'She sent to me by word of mouth then, my gal, Alice?' mumbled the old woman, after waiting for some moments. 'What did she say?'
'Look,' returned the visitor.
The old woman repeated the word in a scared uncertain way; and, shading her eyes, looked at the speaker, round the room, and at the speaker once again.
'Alice said look again, mother;' and the speaker fixed her eyes upon her.
Again the old woman looked round the room, and at her visitor, and round the room once more. Hastily seizing the candle, and rising from her seat, she held it to the visitor's face, uttered a loud cry, set down the light, and fell upon her neck! 'It's my gal! It's my Alice! It's my handsome daughter, living and come back!' screamed the old woman, rocking herself to and fro upon the breast that coldly suffered her embrace. 'It's my gal! It's my Alice! It's my handsome daughter, living and come back!' she screamed again, dropping on the floor before her, clasping her knees, laying her head against them, and still rocking herself to and fro with every frantic demonstration of which her vitality was capable.
'Yes, mother,' returned Alice, stooping forward for a moment and kissing her, but endeavouring, even in the act, to disengage herself from her embrace. 'I am here, at last. Let go, mother; let go. Get up, and sit in your chair. What good does this do?'
'She's come back harder than she went!' cried the mother, looking up in her face, and still holding to her knees. 'She don't care for me! after all these years, and all the wretched life I've led!'
'Why» mother!' said Alice, shaking her ragged skirts to detach the old woman from them: 'there are two sides to that. There have been years for me as well as you, and there has been wretchedness for me as well as you. Get up, get up!'
Her mother rose, and cried, and wrung her hands, and stood at a little distance gazing on her.

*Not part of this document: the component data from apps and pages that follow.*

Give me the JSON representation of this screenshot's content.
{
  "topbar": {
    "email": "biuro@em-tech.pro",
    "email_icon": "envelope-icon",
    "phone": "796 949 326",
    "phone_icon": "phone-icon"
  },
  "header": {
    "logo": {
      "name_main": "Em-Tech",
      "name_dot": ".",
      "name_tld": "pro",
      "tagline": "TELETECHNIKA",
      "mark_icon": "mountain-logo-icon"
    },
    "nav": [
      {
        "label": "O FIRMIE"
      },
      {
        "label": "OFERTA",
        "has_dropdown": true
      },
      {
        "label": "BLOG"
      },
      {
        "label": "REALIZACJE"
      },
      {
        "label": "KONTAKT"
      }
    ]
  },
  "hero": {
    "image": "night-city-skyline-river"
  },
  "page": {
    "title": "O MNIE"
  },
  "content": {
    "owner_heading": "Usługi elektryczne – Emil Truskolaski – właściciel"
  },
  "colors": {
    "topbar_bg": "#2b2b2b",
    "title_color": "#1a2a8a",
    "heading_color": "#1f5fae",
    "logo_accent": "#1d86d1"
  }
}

Then she took the candle again, and going round her, surveyed her from head to foot, making a low moaning all the time. Then she put the candle down, resumed her chair, and beating her hands together to a kind of weary tune, and rolling herself from side to side, continued moaning and wailing to herself.

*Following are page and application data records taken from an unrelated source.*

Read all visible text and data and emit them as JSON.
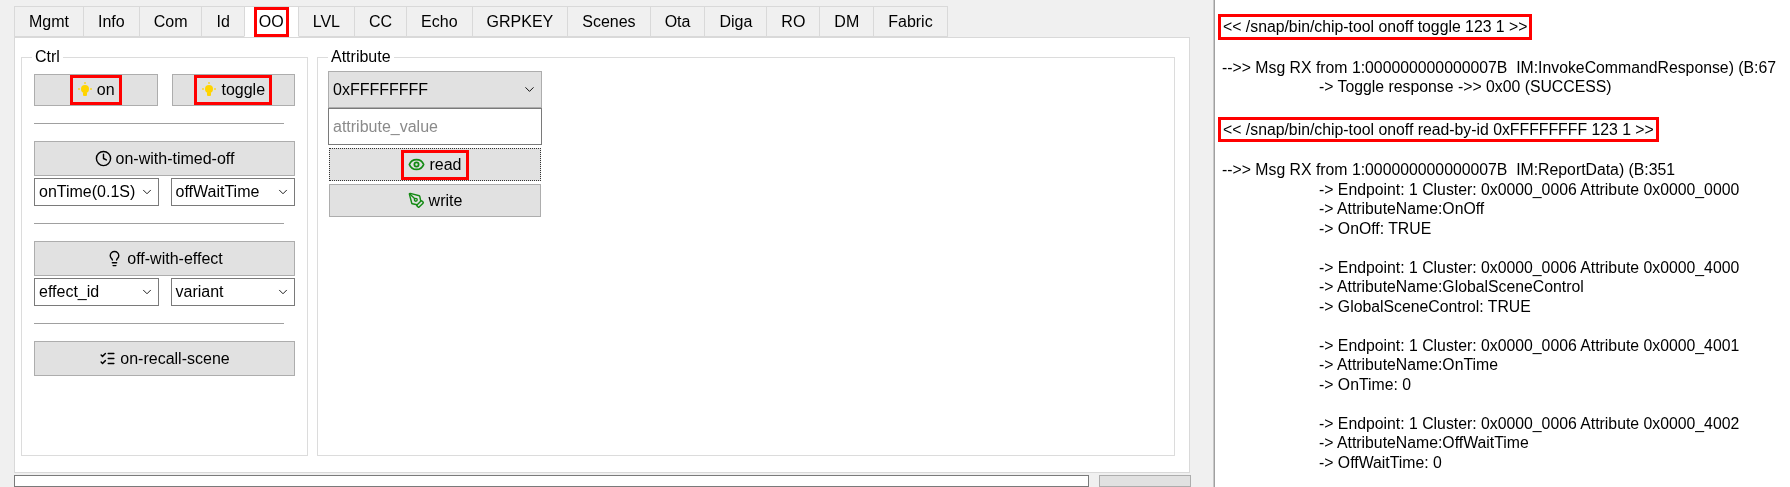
{
  "tabs": [
    {
      "label": "Mgmt",
      "selected": false,
      "highlighted": false
    },
    {
      "label": "Info",
      "selected": false,
      "highlighted": false
    },
    {
      "label": "Com",
      "selected": false,
      "highlighted": false
    },
    {
      "label": "Id",
      "selected": false,
      "highlighted": false
    },
    {
      "label": "OO",
      "selected": true,
      "highlighted": true
    },
    {
      "label": "LVL",
      "selected": false,
      "highlighted": false
    },
    {
      "label": "CC",
      "selected": false,
      "highlighted": false
    },
    {
      "label": "Echo",
      "selected": false,
      "highlighted": false
    },
    {
      "label": "GRPKEY",
      "selected": false,
      "highlighted": false
    },
    {
      "label": "Scenes",
      "selected": false,
      "highlighted": false
    },
    {
      "label": "Ota",
      "selected": false,
      "highlighted": false
    },
    {
      "label": "Diga",
      "selected": false,
      "highlighted": false
    },
    {
      "label": "RO",
      "selected": false,
      "highlighted": false
    },
    {
      "label": "DM",
      "selected": false,
      "highlighted": false
    },
    {
      "label": "Fabric",
      "selected": false,
      "highlighted": false
    }
  ],
  "ctrl": {
    "title": "Ctrl",
    "groups": [
      {
        "buttons": [
          {
            "label": "on",
            "highlighted": true
          },
          {
            "label": "toggle",
            "highlighted": true
          }
        ]
      },
      {
        "buttons": [
          {
            "label": "on-with-timed-off",
            "highlighted": false
          }
        ],
        "selects": [
          "onTime(0.1S)",
          "offWaitTime"
        ]
      },
      {
        "buttons": [
          {
            "label": "off-with-effect",
            "highlighted": false
          }
        ],
        "selects": [
          "effect_id",
          "variant"
        ]
      },
      {
        "buttons": [
          {
            "label": "on-recall-scene",
            "highlighted": false
          }
        ]
      }
    ]
  },
  "attribute": {
    "title": "Attribute",
    "select": "0xFFFFFFFF",
    "placeholder": "attribute_value",
    "buttons": [
      {
        "label": "read",
        "highlighted": true,
        "focused": true
      },
      {
        "label": "write",
        "highlighted": false,
        "focused": false
      }
    ]
  },
  "log": [
    {
      "kind": "command",
      "text": "<< /snap/bin/chip-tool onoff toggle 123 1 >>",
      "highlighted": true
    },
    {
      "kind": "message",
      "text": "-->> Msg RX from 1:000000000000007B  IM:InvokeCommandResponse) (B:67",
      "details": [
        [
          "-> Toggle response ->> 0x00 (SUCCESS)"
        ]
      ]
    },
    {
      "kind": "command",
      "text": "<< /snap/bin/chip-tool onoff read-by-id 0xFFFFFFFF 123 1 >>",
      "highlighted": true
    },
    {
      "kind": "message",
      "text": "-->> Msg RX from 1:000000000000007B  IM:ReportData) (B:351",
      "details": [
        [
          "-> Endpoint: 1 Cluster: 0x0000_0006 Attribute 0x0000_0000",
          "-> AttributeName:OnOff",
          "-> OnOff: TRUE"
        ],
        [
          "-> Endpoint: 1 Cluster: 0x0000_0006 Attribute 0x0000_4000",
          "-> AttributeName:GlobalSceneControl",
          "-> GlobalSceneControl: TRUE"
        ],
        [
          "-> Endpoint: 1 Cluster: 0x0000_0006 Attribute 0x0000_4001",
          "-> AttributeName:OnTime",
          "-> OnTime: 0"
        ],
        [
          "-> Endpoint: 1 Cluster: 0x0000_0006 Attribute 0x0000_4002",
          "-> AttributeName:OffWaitTime",
          "-> OffWaitTime: 0"
        ]
      ]
    }
  ]
}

Alice got up, took off her wet cloak, and laid it aside. That done, she sat down as before, and with her arms folded, and her eyes gazing at the fire, remained silently listening with a contemptuous face to her old mother's inarticulate complainings.
'Did you expect to see me return as youthful as I went away, mother?' she said at length, turning her eyes upon the old woman. 'Did you think a foreign life, like mine, was good for good looks? One would believe so, to hear you!'

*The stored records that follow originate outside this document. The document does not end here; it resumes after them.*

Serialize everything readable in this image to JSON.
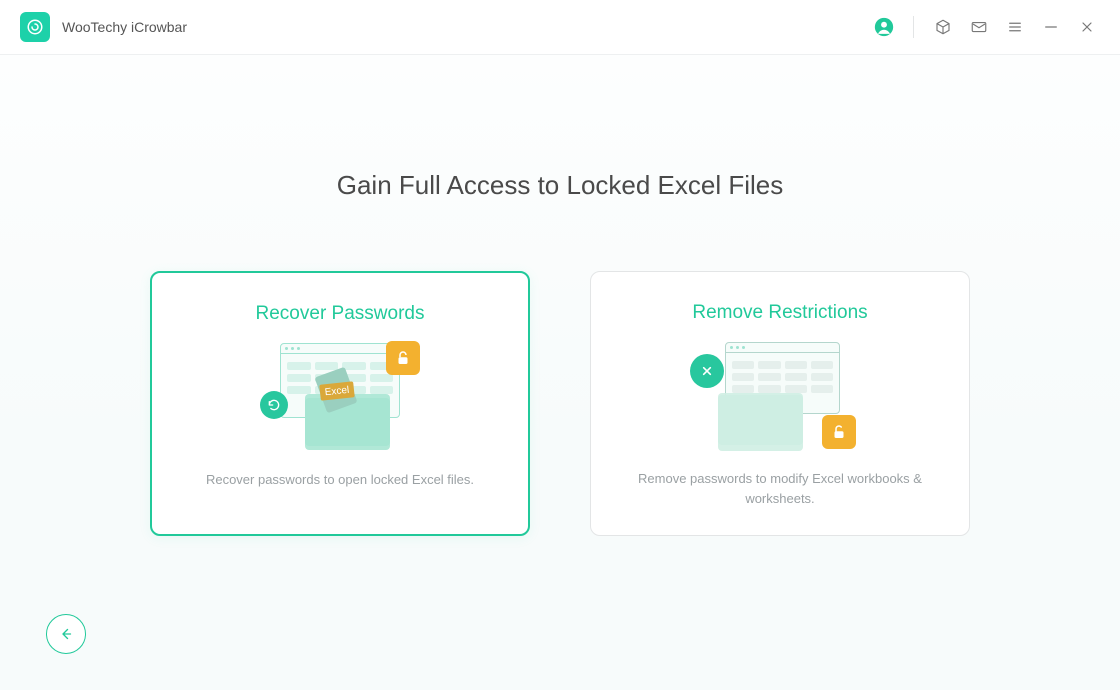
{
  "app": {
    "title": "WooTechy iCrowbar"
  },
  "header": {
    "title": "Gain Full Access to Locked Excel Files"
  },
  "cards": {
    "recover": {
      "title": "Recover Passwords",
      "desc": "Recover passwords to open locked Excel files.",
      "excel_tag": "Excel"
    },
    "restrict": {
      "title": "Remove Restrictions",
      "desc": "Remove passwords to modify Excel workbooks & worksheets."
    }
  }
}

'It ain't that!' cried the mother. 'She knows it!'
'What is it then?' returned the daughter. 'It had best be something that don't last, mother, or my way out is easier than my way in.
'Hear that!' exclaimed the mother. 'After all these years she threatens to desert me in the moment of her coming back again!'
'I tell you, mother, for the second time, there have been years for me as well as you,' said Alice. 'Come back harder? Of course I have come back harder. What else did you expect?'
'Harder to me! To her own dear mother!' cried the old woman 'I don't know who began to harden me, if my own dear mother didn't,' she returned, sitting with her folded arms, and knitted brows, and compressed lips as if she were bent on excluding, by force, every softer feeling from her breast. 'Listen, mother, to a word or two. If we understand each other now, we shall not fall out any more, perhaps. I went away a girl, and have come back a woman. I went away undutiful enough, and have come back no better, you may swear. But have you been very dutiful to me?'